++++ Material for this task ++++

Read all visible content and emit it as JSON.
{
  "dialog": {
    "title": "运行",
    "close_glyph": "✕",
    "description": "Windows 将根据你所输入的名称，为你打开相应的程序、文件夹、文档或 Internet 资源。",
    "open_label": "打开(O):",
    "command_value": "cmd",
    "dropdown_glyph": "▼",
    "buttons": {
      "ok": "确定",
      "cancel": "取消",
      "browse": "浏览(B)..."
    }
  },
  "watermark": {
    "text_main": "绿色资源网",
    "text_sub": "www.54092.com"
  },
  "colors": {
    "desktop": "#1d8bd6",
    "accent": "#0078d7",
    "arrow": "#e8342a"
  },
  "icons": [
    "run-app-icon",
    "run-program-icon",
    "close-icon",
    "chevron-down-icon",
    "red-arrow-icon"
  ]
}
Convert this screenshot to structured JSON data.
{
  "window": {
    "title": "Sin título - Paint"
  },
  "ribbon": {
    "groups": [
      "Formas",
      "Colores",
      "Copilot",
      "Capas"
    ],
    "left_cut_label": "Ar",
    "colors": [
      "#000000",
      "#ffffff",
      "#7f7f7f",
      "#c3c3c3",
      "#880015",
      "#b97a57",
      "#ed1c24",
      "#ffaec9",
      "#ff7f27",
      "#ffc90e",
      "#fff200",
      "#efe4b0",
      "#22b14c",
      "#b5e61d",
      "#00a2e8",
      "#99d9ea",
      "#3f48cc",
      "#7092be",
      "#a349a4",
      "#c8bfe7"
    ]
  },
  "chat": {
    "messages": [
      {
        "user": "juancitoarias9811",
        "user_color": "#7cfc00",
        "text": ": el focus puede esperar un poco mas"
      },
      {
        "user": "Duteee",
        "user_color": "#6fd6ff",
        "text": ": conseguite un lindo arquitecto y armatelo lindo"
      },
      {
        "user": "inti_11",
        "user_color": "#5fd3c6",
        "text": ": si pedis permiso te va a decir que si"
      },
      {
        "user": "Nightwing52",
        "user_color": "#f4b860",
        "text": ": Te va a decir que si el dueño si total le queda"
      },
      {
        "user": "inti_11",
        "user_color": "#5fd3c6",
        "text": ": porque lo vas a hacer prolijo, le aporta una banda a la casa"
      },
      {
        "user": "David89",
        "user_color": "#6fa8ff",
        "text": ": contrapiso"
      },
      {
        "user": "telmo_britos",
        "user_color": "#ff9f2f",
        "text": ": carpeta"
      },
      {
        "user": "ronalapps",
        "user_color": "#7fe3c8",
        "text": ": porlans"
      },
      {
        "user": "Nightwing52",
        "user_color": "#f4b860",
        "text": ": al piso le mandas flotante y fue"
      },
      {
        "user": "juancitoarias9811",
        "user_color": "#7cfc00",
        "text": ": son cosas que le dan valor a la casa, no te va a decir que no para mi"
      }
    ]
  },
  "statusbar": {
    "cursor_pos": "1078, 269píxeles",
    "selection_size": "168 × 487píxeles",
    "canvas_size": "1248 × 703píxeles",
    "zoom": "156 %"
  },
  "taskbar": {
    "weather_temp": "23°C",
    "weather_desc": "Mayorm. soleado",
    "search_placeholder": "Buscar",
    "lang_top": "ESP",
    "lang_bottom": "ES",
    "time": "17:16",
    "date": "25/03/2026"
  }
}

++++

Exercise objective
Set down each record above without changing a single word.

Result of the task
Read all visible content and emit it as JSON.
{
  "dialog": {
    "title": "运行",
    "close_glyph": "✕",
    "description": "Windows 将根据你所输入的名称，为你打开相应的程序、文件夹、文档或 Internet 资源。",
    "open_label": "打开(O):",
    "command_value": "cmd",
    "dropdown_glyph": "▼",
    "buttons": {
      "ok": "确定",
      "cancel": "取消",
      "browse": "浏览(B)..."
    }
  },
  "watermark": {
    "text_main": "绿色资源网",
    "text_sub": "www.54092.com"
  },
  "colors": {
    "desktop": "#1d8bd6",
    "accent": "#0078d7",
    "arrow": "#e8342a"
  },
  "icons": [
    "run-app-icon",
    "run-program-icon",
    "close-icon",
    "chevron-down-icon",
    "red-arrow-icon"
  ]
}
Convert this screenshot to structured JSON data.
{
  "window": {
    "title": "Sin título - Paint"
  },
  "ribbon": {
    "groups": [
      "Formas",
      "Colores",
      "Copilot",
      "Capas"
    ],
    "left_cut_label": "Ar",
    "colors": [
      "#000000",
      "#ffffff",
      "#7f7f7f",
      "#c3c3c3",
      "#880015",
      "#b97a57",
      "#ed1c24",
      "#ffaec9",
      "#ff7f27",
      "#ffc90e",
      "#fff200",
      "#efe4b0",
      "#22b14c",
      "#b5e61d",
      "#00a2e8",
      "#99d9ea",
      "#3f48cc",
      "#7092be",
      "#a349a4",
      "#c8bfe7"
    ]
  },
  "chat": {
    "messages": [
      {
        "user": "juancitoarias9811",
        "user_color": "#7cfc00",
        "text": ": el focus puede esperar un poco mas"
      },
      {
        "user": "Duteee",
        "user_color": "#6fd6ff",
        "text": ": conseguite un lindo arquitecto y armatelo lindo"
      },
      {
        "user": "inti_11",
        "user_color": "#5fd3c6",
        "text": ": si pedis permiso te va a decir que si"
      },
      {
        "user": "Nightwing52",
        "user_color": "#f4b860",
        "text": ": Te va a decir que si el dueño si total le queda"
      },
      {
        "user": "inti_11",
        "user_color": "#5fd3c6",
        "text": ": porque lo vas a hacer prolijo, le aporta una banda a la casa"
      },
      {
        "user": "David89",
        "user_color": "#6fa8ff",
        "text": ": contrapiso"
      },
      {
        "user": "telmo_britos",
        "user_color": "#ff9f2f",
        "text": ": carpeta"
      },
      {
        "user": "ronalapps",
        "user_color": "#7fe3c8",
        "text": ": porlans"
      },
      {
        "user": "Nightwing52",
        "user_color": "#f4b860",
        "text": ": al piso le mandas flotante y fue"
      },
      {
        "user": "juancitoarias9811",
        "user_color": "#7cfc00",
        "text": ": son cosas que le dan valor a la casa, no te va a decir que no para mi"
      }
    ]
  },
  "statusbar": {
    "cursor_pos": "1078, 269píxeles",
    "selection_size": "168 × 487píxeles",
    "canvas_size": "1248 × 703píxeles",
    "zoom": "156 %"
  },
  "taskbar": {
    "weather_temp": "23°C",
    "weather_desc": "Mayorm. soleado",
    "search_placeholder": "Buscar",
    "lang_top": "ESP",
    "lang_bottom": "ES",
    "time": "17:16",
    "date": "25/03/2026"
  }
}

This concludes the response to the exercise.